"Nice bit of porn!" Richard D. James says as he hoists a duffel bag off the floor, extracts a boxy black machine, and lays it on the table next to his empty juice glass. “That is a good piece of fucking equipment." I wish I could tell you more about the gear in question, but honestly, his mini-tutorial flies by in a blur, because, well: Aphex Twin is sitting in front of me, showing off his fucking drum machine.
James has never been known as a terribly forthcoming talker. For years, what few interviews he gave, he conducted only by email—and those could be almost painfully curt. In one from 2011, for example, a reporter from Spain’s biggest newspaper asked him about his relationship with his public. "I hate them." What does he look for when he composes? "Nothing." How does he know when a song is finished? "When I'm sick of making it."
Even when he was in the habit of giving face-to-face interviews, back in the 1990s, he could often barely contain his apparent disdain for those asking the questions, or the very concept of journalism itself.
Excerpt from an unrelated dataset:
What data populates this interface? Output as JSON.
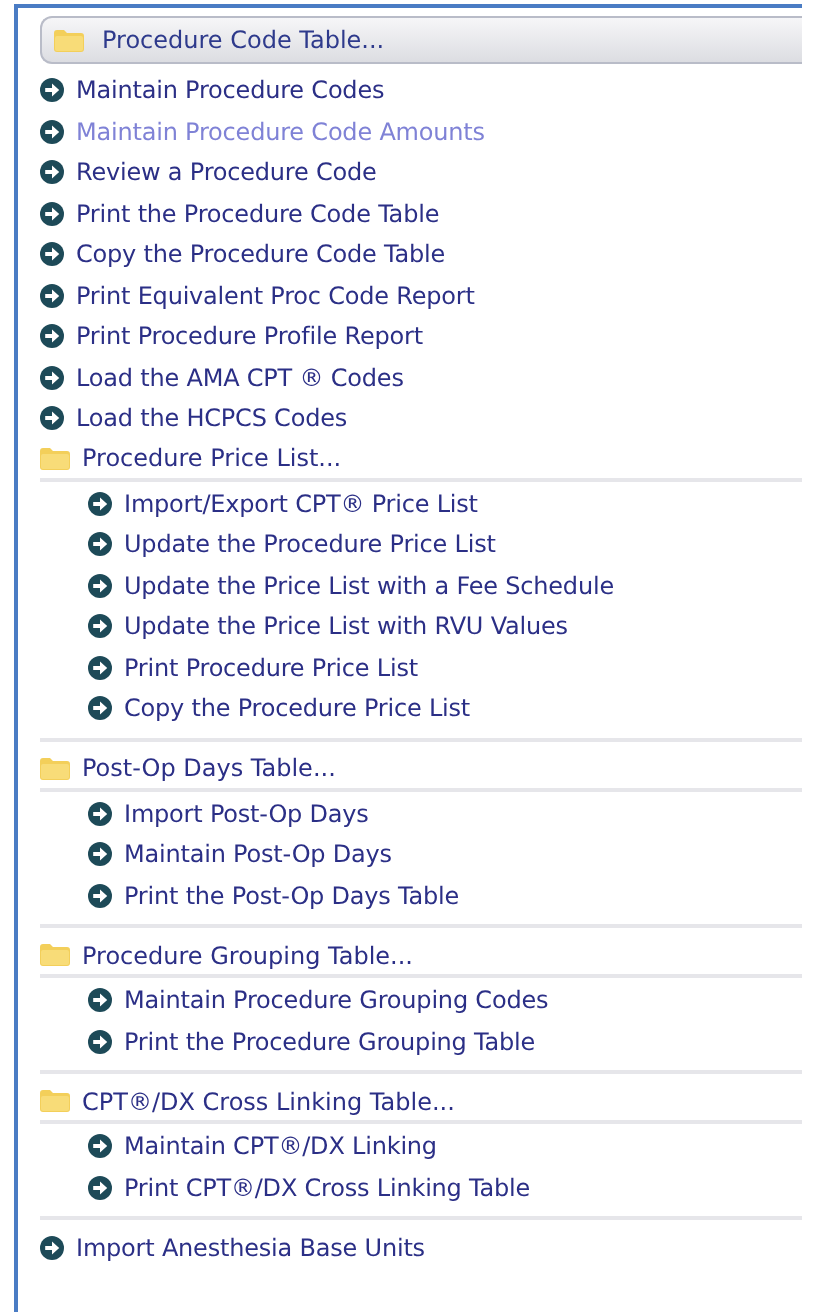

Hence the extensive Aphex Twin mythos that developed out of his wild and essentially unverifiable claims: that he lived in a bank vault, drove a tank, shared the name of his dead brother, was sitting on a trove of a thousand unreleased songs. Over time, he grew into electronic music's very own misanthropic version of Paul Bunyan.